[EXERCISE MATERIAL Boundary: Start]

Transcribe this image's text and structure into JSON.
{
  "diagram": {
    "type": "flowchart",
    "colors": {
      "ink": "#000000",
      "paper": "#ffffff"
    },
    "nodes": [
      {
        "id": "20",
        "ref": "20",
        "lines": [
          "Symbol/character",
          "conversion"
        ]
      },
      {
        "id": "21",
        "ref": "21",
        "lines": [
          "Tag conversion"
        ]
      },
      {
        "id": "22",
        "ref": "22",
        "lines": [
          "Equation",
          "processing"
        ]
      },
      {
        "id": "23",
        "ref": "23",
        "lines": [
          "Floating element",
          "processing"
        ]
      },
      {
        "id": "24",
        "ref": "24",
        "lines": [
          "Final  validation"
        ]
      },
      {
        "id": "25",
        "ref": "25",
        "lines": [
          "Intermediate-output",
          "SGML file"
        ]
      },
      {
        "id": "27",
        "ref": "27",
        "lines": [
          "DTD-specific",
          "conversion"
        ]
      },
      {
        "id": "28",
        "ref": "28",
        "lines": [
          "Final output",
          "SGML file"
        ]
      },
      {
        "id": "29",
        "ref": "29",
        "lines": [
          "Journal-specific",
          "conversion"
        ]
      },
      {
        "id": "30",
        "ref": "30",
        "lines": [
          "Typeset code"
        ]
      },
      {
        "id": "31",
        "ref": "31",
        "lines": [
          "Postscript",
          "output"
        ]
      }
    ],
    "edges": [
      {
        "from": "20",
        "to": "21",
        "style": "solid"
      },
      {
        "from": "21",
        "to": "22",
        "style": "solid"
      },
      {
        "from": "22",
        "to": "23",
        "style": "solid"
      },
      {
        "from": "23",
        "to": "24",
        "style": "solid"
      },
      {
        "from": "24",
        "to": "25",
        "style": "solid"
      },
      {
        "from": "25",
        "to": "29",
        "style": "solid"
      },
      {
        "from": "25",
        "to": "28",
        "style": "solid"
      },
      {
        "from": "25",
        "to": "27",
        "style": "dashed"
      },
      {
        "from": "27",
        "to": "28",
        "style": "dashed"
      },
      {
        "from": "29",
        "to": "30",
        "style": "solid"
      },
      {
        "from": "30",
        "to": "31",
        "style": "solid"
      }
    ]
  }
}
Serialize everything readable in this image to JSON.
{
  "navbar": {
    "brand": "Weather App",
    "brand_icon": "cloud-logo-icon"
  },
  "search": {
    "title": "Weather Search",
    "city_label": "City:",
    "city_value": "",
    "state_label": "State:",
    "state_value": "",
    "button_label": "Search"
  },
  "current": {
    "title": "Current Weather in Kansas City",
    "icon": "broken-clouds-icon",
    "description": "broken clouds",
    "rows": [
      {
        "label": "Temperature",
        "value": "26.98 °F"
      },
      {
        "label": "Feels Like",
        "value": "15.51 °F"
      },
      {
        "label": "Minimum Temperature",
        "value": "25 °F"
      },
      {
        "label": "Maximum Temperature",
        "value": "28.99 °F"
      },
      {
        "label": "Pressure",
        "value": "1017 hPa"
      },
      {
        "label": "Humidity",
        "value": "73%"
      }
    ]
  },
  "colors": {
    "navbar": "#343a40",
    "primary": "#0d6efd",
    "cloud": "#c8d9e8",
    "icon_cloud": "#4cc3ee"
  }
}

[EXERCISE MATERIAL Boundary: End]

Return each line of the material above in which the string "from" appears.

        "from": "20",
        "from": "21",
        "from": "22",
        "from": "23",
        "from": "24",
        "from": "25",
        "from": "25",
        "from": "25",
        "from": "27",
        "from": "29",
        "from": "30",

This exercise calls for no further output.